If the “important thing is to maximize the value of your intellectual property, not to protect is for the sake of protection” is the point of DRM, then DRM misses the point. The popularity of web mash-ups using tools like Popfly and the information at sites like ProgrammableWeb not only demonstrates the value that can be based upon free tools and APIs, but, if you will, allows previously proprietary technologies to “join the conversation” up to now only inhabited by PHP, MySQL, Apache, AJAX and Linux. Odlyzko points to other ways to encourage usage and revenue like flat rates that simplify the purchase of services. In music there’s always the “album discount” and with books perhaps you might get a discount on a series. I asked my wife, who is currently reading a mystery trilogy, if she would have purchased the second and third books in the set if she could have gotten the first electronic one free; she said she would. This is a variant of “try before you buy” perhaps, but she could easily make electronic copies of the book and pass it along, which would have increased sales for the trilogy by bringing others into the fold.
Odlyzko highlights how miserably difficult it is to build a secure system, let alone one that is at the same time usable. The harder the system is to use, the less likely producers are going to want to use it anyway.
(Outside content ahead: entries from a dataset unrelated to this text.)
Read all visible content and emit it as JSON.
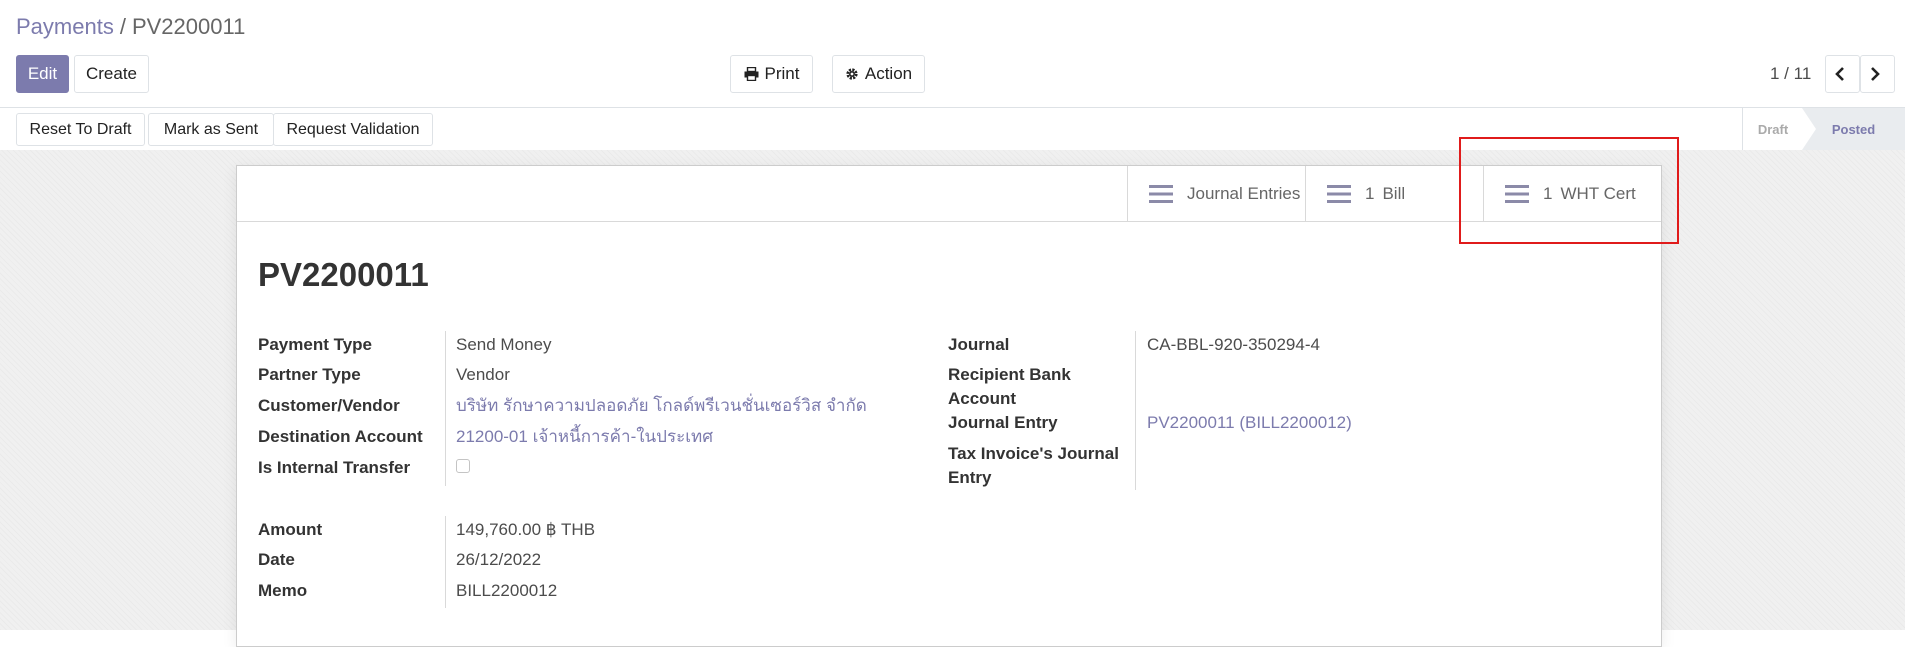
{
  "breadcrumb": {
    "parent": "Payments",
    "separator": "/",
    "current": "PV2200011"
  },
  "toolbar": {
    "edit": "Edit",
    "create": "Create",
    "print": "Print",
    "action": "Action"
  },
  "pager": {
    "value": "1 / 11"
  },
  "statusbar": {
    "buttons": [
      "Reset To Draft",
      "Mark as Sent",
      "Request Validation"
    ],
    "stages": {
      "draft": "Draft",
      "posted": "Posted",
      "active": "Posted"
    }
  },
  "smart_buttons": {
    "journal_entries": {
      "label": "Journal Entries"
    },
    "bill": {
      "count": "1",
      "label": "Bill"
    },
    "wht": {
      "count": "1",
      "label": "WHT Cert"
    }
  },
  "record": {
    "name": "PV2200011"
  },
  "left_fields": {
    "payment_type": {
      "label": "Payment Type",
      "value": "Send Money"
    },
    "partner_type": {
      "label": "Partner Type",
      "value": "Vendor"
    },
    "customer_vendor": {
      "label": "Customer/Vendor",
      "value": "บริษัท รักษาความปลอดภัย โกลด์พรีเวนชั่นเซอร์วิส จำกัด"
    },
    "destination_account": {
      "label": "Destination Account",
      "value": "21200-01 เจ้าหนี้การค้า-ในประเทศ"
    },
    "internal_transfer": {
      "label": "Is Internal Transfer",
      "checked": false
    }
  },
  "right_fields": {
    "journal": {
      "label": "Journal",
      "value": "CA-BBL-920-350294-4"
    },
    "recipient_bank": {
      "label_line1": "Recipient Bank",
      "label_line2": "Account",
      "value": ""
    },
    "journal_entry": {
      "label": "Journal Entry",
      "value": "PV2200011 (BILL2200012)"
    },
    "tax_invoice": {
      "label_line1": "Tax Invoice's Journal",
      "label_line2": "Entry",
      "value": ""
    }
  },
  "amount_fields": {
    "amount": {
      "label": "Amount",
      "value": "149,760.00 ฿ THB"
    },
    "date": {
      "label": "Date",
      "value": "26/12/2022"
    },
    "memo": {
      "label": "Memo",
      "value": "BILL2200012"
    }
  },
  "colors": {
    "primary": "#7c7bad",
    "highlight": "#e01b1b"
  }
}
There are better ways of maximizing IP and investment than blocking use.